The Australian raven is the species commonly found in Perth. The birds stealing bones from my dog, eyeing the eggs in my chook pen and dropping figs down by the lake are Australian ravens. All of the Corvids are glossy black birds with sharp beaks. The Australian Raven is distinguished from all the other species by having long hackles under its beak. My well-thumbed copy of The Slater Field Guide to Australian Birds tells me these hackles form a ‘prominent fan while calling or displaying.’ This little fact confirms the birds sitting on my back fence are ravens, in case I was in any doubt. I really should stop calling them crows. But I am not about to start saying ‘the Corvus coronoides are hanging around the chook pen again.’

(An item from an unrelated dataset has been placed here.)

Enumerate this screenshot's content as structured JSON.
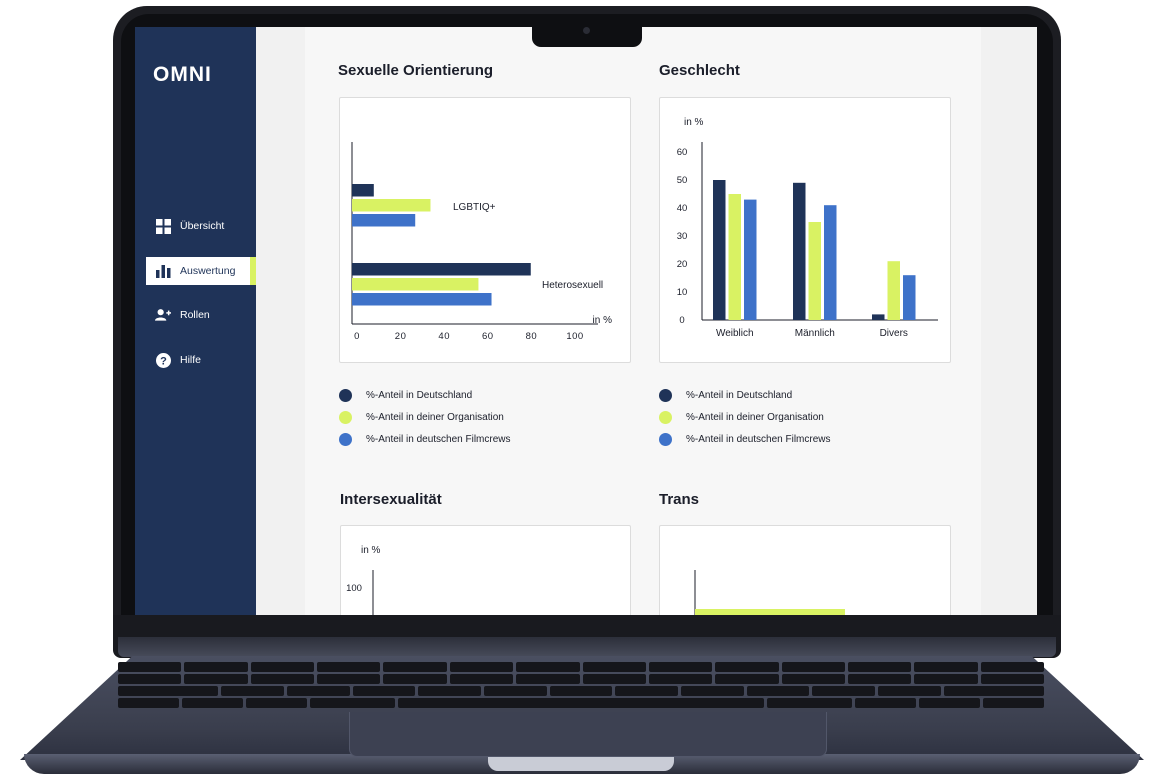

All of the Corvids evolved in Australia and science confirms what many of us already suspected – they’re smart. They have the biggest brains compared to body size of any birds and they put their intelligence to good use. They are one of the few species that has greatly benefited from urbanisation. They loot rubbish bins for discarded bits of hanburger and chips. Then there are the dog bones and chook eggs and road kill. They do more than just fossick among the rubbish though. Corvids have been known to use discarded bread as fish bait. They took the bread, dropped it in the water and watched until fish came up to eat the bread. They caught and ate the fish. They traded up the bread for fish. Impressive. Up-cycling, Corvid-style. As the scientists who studied this behaviour reported, this shows planning and intent, both of which are high brain functions. Corvids also drop shellfish and nuts from height to crack shells. They use tools to get food out of cracks and crevices. They have complex social hierarchies and pairs mate for life. They have strong pattern recognition. Ornithologist Dr Stephen Debus writes that ‘Corvids recognise people carrying guns, they avoid traps, and they follow and harass large predators for food, or follow trappers and steal bait from traps.’ He also says they can count to about six. I’m not sure why I am surprised by this, but find I am. Counting seems such an intellectual thing to do.
I’ve heard of people hanging a dead crow (or raven) on the fence of their chook pen as a deterrent to other crows (and ravens). Given their intelligence perhaps it works. I hasten to add that I’m not about to try it. I’ll stick with making sure my chook pen is crow/raven/corvid proof.
Thanks for reading.
Australian Raven – one of the world's most intelligent animals
As a member of the corvid family, the Australian Raven is among the most intelligent of all animals.
Adult ravens generally pair for life, with their bond strengthened by allopreening (mutual preening of head and neck). Nesting occurs in July to September and a tall tree or manmade object is chosen. Both birds build the the large bowl or platform of sticks, but the female finishes it off with a lining of bark, grass, feathers and fur. This particular pair was seen soaking small twigs and roots in a bird bath during nest construction. They also collected the odd feather and loose cat hair as soon as we placed them outside.